WHAT IS EXPECTED
Among the entries, find the lines with the string "icon" and report them.
START RECORDS TO USE
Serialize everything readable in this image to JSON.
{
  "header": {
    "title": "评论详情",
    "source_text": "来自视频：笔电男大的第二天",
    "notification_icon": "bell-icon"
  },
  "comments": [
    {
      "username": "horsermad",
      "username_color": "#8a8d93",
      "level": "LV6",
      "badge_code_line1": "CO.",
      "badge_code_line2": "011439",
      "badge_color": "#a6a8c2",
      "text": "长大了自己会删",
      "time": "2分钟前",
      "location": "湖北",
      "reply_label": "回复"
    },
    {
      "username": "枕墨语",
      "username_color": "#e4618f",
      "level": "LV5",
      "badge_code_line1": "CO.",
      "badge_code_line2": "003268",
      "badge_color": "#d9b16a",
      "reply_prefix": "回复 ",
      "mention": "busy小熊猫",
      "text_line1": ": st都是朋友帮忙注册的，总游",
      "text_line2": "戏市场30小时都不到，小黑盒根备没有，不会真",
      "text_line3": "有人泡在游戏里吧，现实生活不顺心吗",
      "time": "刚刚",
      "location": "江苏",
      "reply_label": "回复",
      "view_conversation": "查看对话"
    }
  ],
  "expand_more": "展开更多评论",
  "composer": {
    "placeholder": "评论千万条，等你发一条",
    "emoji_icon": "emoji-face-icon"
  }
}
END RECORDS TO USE
WRITTEN RESPONSE
    "notification_icon": "bell-icon"
    "emoji_icon": "emoji-face-icon"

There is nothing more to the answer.